Basically, what I'm trying to say is we need ordinary Americans to understand how the system really works so that they don't keep falling for the half-truths and sometimes, flat out lies that have allowed us all to become complicit in this big, overbloated system that we have.
Bob Zadek: To me, the real harm is it cheapens a right. You don't want to do that. And it takes the people out of the process. As you pointed out in your book, we value our checks and balances. Not only does it take the people out of the process, but as your book explains, it takes the judge out of the process. It takes the people and the judge out of the process and along the way, it gives the prosecutor the role of both prosecutor and judge.
Carissa Byrne Hessick: And jury.
Bob Zadek: And jury.

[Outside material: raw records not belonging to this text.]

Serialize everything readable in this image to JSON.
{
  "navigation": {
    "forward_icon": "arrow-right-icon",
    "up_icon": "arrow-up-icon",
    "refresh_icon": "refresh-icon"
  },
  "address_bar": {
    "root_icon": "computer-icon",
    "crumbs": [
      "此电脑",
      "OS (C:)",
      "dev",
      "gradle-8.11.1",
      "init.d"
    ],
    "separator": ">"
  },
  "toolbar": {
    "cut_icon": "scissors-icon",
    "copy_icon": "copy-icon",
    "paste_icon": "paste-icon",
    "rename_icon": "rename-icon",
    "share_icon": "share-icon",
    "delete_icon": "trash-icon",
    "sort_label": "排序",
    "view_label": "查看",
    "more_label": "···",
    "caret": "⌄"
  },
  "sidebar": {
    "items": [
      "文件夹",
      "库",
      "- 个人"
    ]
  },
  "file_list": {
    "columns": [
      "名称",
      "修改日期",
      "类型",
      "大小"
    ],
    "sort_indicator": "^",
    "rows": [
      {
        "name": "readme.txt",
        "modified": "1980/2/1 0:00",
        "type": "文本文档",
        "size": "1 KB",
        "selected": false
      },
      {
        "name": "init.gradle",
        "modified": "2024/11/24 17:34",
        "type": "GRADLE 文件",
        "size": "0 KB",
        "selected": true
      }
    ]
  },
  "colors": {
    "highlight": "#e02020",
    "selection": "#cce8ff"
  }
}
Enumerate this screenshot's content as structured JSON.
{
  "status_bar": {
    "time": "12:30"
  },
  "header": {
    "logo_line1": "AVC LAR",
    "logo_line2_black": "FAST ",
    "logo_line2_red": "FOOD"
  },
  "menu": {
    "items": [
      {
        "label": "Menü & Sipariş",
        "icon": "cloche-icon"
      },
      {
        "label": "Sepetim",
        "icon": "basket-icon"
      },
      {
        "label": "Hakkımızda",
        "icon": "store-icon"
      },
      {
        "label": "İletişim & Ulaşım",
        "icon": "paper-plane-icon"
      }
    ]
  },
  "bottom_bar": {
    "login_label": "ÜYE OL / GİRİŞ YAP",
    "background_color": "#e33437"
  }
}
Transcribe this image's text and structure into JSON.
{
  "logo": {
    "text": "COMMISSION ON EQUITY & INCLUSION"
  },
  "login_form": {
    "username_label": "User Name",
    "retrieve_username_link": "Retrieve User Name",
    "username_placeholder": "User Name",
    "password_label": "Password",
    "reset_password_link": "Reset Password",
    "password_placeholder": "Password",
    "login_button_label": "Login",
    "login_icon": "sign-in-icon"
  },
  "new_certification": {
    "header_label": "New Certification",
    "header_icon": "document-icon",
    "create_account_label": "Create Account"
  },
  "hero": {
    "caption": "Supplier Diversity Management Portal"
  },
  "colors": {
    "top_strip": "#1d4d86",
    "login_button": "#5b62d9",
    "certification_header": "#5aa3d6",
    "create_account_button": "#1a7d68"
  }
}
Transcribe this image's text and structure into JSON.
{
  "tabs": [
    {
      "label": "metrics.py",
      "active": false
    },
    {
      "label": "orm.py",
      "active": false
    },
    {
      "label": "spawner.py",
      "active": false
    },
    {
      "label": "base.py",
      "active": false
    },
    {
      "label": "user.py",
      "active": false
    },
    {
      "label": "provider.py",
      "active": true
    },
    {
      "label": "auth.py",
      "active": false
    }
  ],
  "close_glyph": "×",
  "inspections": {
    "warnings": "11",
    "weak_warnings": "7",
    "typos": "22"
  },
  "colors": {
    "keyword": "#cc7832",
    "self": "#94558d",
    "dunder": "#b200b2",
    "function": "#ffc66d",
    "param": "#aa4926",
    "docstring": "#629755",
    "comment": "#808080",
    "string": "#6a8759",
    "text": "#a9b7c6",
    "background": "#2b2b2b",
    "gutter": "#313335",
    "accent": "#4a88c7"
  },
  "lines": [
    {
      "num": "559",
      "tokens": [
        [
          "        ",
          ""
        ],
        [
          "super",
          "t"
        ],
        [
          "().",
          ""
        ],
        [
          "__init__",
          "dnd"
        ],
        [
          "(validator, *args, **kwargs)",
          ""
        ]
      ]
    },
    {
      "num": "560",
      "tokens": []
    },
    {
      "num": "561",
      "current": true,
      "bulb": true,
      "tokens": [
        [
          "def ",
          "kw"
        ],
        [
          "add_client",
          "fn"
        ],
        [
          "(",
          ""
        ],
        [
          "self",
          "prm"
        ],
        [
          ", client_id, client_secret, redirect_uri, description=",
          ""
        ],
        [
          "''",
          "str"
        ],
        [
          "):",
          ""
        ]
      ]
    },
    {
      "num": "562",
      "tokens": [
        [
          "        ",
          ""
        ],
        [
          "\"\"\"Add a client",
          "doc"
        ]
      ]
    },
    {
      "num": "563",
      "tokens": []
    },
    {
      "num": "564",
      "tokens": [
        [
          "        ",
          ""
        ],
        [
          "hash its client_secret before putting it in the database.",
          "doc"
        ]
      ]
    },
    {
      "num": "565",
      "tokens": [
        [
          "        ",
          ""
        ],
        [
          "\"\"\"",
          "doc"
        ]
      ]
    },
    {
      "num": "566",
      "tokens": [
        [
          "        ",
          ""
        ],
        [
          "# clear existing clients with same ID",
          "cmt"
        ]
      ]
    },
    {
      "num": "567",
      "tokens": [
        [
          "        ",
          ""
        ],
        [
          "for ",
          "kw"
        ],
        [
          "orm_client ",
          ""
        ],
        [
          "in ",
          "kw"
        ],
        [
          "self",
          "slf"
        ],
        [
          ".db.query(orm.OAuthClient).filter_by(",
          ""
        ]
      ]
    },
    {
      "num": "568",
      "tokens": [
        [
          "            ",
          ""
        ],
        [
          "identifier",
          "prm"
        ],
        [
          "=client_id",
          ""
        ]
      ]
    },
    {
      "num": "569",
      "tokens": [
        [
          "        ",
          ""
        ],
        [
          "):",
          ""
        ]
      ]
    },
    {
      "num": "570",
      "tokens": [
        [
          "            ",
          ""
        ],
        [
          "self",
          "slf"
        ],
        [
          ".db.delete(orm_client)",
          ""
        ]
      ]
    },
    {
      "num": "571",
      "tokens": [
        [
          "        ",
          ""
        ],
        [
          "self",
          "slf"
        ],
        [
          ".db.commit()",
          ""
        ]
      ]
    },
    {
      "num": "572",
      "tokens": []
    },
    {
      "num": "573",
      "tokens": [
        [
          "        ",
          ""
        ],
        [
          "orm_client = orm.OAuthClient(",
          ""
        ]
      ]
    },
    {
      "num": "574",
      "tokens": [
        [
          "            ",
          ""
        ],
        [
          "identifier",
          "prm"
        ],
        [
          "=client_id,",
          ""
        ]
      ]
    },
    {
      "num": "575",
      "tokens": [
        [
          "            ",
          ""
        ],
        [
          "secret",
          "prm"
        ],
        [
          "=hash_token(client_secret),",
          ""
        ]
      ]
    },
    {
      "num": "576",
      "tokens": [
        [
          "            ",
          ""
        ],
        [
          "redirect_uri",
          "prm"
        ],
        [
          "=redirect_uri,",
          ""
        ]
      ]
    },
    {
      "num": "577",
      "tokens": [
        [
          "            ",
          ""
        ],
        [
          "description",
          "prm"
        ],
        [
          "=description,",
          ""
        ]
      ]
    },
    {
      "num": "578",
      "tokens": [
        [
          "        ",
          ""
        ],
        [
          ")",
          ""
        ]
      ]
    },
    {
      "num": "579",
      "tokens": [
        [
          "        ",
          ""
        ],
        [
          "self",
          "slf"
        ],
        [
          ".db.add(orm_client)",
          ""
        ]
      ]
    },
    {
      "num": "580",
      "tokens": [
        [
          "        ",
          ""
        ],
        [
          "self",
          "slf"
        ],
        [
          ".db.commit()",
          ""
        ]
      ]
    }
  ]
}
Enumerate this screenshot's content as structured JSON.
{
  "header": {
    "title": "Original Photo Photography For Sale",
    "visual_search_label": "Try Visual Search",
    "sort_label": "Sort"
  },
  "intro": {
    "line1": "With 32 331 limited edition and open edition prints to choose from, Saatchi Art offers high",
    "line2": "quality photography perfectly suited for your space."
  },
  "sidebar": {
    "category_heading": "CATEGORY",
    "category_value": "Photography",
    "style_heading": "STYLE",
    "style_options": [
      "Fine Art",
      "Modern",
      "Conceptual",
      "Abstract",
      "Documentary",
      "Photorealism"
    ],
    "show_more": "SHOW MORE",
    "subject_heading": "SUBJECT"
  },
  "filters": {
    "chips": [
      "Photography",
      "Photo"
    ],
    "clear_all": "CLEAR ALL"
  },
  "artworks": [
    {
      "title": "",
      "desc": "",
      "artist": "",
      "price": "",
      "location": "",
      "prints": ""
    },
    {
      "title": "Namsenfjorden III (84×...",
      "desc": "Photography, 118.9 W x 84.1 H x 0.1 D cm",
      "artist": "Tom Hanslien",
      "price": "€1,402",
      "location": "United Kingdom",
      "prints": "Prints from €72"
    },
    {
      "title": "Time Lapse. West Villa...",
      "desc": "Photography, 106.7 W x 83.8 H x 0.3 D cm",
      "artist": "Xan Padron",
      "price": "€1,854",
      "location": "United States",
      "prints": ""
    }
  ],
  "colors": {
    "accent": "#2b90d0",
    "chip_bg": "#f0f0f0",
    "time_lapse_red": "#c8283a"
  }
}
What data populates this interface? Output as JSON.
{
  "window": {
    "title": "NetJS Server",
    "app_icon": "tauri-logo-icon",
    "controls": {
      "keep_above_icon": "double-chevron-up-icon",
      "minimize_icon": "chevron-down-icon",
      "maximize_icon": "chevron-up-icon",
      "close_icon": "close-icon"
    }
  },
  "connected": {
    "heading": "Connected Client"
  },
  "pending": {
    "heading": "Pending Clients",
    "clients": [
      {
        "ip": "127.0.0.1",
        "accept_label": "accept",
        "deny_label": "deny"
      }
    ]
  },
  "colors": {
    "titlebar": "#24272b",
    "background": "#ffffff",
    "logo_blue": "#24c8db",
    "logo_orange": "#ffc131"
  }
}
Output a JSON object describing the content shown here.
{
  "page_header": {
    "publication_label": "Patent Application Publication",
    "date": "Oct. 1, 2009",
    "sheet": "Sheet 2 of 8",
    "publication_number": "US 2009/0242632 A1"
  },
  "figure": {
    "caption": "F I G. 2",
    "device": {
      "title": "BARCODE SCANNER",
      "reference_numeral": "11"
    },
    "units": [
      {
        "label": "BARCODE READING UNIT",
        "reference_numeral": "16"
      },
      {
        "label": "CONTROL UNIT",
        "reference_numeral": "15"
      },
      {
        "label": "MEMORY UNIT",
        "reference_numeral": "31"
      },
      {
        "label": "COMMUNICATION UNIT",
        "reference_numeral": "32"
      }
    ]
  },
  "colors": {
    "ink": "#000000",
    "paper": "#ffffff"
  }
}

The system works if your hypothetical is, "Every accused absolutely did it or why would they have been arrested?" is the way the sentence ends. If you start with that point of view, which many people do, "The police don't arrest innocent people," kind of thing, then the plea bargaining make sense. But if you start with "innocent until proven guilty," the plea bargain fails.
Thank you so much, Carissa, for bringing this practice to the attention of the reading public. Your book is readable both by lawyers who are immersed in this stuff and by citizens who just want to actively participate in our government.
Carissa's book is called Punishment Without Trial: Why Plea Bargaining is a Bad Deal. Thank you so much, Carissa. I hope you have found it to be a mutually beneficial exchange. Thank you so much.
Carissa Byrne Hessick: Thanks, Bob.